The central fire house in Janesville is one step closer to breaking ground, but before that happens, there is one house that still needs a new place to call home.
For months, historic preservationists have been trying to save what locals refer to as “the yellow house” on Milton Avenue from demolition.
The house is the last of 12 homes that have to go to make room for the new central fire station; the others have been demolished.
“It needs a home and nobody else was coming forward to save it,” Janesville resident Fred Harmon said.
Although the 145-year-old house is worn down and needs over $100,000 worth of work done, Harmon’s vision for its future is crystal clear.
“The beauty of the old houses, the craftsmanship that they are made with, the design — it’s just neat stuff,” he said.
Harmon plans to save the home from its neighbors’ fate by moving the house across the street onto a lot he is in the process of buying.
“I was concerned that the city council maybe didn’t want to contribute a little more money to save this, but they stepped up and did the right thing,” said Tom Skinner, a member of Citizen Advocates for Preservation.
The council voted to allow $28,500 in city funds to be used to help move the yellow house out of the construction area of the new firehouse — a relief for Skinner, who has been working to preserve other historic buildings in the area.
“We’ve lost countless numbers of historic homes and buildings over the years. In the ’50s and ’60s, many of the buildings were taken down. So the few examples that we have, we want to keep for future generations to enjoy and appreciate,” Skinner said.
Harmon, who expects to spend around $100,000 on the restoration, admits it’s not a small task and said it all comes down to having a passion for historic preservation.
Harmon has until April 19 to close on the lot and move the house.

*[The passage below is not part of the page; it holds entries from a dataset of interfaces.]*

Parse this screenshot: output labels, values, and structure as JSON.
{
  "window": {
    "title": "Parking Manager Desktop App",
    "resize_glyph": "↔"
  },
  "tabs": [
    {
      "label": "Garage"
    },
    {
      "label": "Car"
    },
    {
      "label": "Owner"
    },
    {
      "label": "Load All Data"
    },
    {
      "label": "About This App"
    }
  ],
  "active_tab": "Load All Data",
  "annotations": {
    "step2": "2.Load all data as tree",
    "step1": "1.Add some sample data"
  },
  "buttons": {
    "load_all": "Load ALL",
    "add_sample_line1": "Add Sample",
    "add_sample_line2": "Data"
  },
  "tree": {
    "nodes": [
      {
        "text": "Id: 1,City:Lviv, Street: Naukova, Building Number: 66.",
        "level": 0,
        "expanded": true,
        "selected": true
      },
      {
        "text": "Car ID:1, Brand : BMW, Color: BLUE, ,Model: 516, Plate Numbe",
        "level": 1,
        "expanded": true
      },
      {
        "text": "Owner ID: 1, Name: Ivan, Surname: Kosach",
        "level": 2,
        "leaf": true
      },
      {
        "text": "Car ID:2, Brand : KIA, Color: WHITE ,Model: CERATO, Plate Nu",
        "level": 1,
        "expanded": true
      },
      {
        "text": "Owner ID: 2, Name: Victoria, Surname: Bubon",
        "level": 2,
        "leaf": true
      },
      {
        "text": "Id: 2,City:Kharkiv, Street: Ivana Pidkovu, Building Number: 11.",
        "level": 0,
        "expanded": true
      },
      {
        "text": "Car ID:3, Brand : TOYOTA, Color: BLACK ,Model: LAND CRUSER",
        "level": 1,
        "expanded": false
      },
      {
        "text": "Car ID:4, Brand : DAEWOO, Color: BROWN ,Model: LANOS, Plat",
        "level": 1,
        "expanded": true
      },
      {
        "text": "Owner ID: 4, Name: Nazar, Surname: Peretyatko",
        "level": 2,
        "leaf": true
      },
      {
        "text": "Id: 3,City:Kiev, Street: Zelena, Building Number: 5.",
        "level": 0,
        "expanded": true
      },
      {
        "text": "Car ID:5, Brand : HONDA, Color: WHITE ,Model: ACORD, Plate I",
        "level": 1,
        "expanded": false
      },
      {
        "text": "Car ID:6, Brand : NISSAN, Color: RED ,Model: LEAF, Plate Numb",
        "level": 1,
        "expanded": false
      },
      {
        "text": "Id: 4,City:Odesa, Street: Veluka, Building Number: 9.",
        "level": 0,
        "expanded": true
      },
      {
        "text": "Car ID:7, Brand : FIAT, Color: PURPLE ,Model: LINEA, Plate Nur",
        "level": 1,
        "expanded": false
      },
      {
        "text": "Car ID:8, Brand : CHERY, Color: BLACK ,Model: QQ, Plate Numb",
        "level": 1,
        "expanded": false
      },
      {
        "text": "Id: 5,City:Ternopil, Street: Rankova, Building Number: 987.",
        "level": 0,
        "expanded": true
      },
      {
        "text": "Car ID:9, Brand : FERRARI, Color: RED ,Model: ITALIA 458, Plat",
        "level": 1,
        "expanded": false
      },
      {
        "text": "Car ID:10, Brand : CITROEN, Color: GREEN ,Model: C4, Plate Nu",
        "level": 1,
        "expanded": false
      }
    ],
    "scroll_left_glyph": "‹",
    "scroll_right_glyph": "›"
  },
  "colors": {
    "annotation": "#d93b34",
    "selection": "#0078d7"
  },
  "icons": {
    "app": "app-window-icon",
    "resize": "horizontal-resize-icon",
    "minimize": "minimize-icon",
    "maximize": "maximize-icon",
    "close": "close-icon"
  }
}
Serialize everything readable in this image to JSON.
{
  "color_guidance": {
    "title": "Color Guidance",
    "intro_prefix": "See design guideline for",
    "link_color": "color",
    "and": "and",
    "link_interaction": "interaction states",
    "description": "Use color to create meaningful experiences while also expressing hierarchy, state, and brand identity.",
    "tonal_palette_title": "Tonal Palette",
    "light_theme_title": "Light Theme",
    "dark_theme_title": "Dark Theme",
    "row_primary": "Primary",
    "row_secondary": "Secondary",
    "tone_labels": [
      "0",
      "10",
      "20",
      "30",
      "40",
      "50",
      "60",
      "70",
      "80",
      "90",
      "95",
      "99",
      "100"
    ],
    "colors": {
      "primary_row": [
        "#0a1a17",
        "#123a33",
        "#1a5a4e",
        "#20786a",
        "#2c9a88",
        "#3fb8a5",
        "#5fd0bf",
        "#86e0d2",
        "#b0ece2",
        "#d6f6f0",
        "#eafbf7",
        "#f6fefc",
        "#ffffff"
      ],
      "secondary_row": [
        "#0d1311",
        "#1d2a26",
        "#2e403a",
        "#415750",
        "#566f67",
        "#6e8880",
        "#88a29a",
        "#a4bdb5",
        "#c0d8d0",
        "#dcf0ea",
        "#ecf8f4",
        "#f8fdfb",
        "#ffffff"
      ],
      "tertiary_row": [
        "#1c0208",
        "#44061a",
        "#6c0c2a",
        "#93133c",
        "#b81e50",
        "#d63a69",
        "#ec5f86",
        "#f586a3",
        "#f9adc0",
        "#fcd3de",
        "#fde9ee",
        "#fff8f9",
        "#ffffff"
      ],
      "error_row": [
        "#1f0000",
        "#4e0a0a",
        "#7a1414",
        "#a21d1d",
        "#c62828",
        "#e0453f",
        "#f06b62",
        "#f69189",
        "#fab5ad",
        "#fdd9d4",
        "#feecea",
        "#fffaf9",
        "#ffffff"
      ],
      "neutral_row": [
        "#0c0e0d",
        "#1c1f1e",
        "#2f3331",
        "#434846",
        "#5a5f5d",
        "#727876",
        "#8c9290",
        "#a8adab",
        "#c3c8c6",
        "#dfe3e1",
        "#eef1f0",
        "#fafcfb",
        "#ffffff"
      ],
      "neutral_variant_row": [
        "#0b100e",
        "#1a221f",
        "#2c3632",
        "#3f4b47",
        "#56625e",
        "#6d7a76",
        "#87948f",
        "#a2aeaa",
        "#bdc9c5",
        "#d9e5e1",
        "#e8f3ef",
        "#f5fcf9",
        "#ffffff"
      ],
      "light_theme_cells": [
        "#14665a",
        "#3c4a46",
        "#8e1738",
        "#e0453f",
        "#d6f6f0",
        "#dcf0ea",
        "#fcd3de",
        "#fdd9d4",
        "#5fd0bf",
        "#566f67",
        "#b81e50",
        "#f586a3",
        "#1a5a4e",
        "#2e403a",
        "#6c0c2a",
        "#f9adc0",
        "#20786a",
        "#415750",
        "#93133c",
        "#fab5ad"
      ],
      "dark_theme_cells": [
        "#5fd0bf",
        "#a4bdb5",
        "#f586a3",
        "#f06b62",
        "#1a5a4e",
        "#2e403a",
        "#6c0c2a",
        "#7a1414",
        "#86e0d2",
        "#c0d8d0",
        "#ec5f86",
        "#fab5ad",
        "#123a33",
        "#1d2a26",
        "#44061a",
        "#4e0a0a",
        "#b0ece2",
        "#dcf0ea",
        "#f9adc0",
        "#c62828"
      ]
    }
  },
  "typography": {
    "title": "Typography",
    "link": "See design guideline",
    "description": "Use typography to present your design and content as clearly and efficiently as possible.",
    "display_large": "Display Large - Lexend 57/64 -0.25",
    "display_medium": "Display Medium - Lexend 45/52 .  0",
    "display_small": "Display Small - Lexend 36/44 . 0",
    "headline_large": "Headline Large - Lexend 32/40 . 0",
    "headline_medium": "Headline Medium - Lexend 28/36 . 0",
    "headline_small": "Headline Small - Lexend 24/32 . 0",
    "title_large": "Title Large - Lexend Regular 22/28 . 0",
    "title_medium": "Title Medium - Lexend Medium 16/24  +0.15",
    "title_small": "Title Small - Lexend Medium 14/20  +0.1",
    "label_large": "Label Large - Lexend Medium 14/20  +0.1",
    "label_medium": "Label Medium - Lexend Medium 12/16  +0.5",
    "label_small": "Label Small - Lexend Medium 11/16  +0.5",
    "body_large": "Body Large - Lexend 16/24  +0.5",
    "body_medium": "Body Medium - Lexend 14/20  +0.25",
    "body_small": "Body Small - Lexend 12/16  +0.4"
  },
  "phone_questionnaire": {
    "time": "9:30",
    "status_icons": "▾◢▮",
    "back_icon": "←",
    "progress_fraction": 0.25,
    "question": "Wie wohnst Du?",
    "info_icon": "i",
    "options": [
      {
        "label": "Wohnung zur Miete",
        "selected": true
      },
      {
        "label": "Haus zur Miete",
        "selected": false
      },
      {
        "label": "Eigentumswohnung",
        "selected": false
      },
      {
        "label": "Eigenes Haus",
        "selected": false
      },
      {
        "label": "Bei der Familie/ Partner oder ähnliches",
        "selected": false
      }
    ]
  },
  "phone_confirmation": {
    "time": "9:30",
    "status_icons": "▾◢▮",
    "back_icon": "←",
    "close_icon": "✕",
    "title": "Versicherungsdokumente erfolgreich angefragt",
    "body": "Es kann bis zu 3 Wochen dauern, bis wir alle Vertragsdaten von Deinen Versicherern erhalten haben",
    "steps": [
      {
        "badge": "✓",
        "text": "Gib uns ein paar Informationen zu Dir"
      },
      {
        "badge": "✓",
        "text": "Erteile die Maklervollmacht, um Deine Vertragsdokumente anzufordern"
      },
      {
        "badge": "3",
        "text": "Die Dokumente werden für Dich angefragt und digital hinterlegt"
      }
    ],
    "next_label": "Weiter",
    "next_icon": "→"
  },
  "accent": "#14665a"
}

Even with the short amount of time, he said he is hopeful he will make the deadline.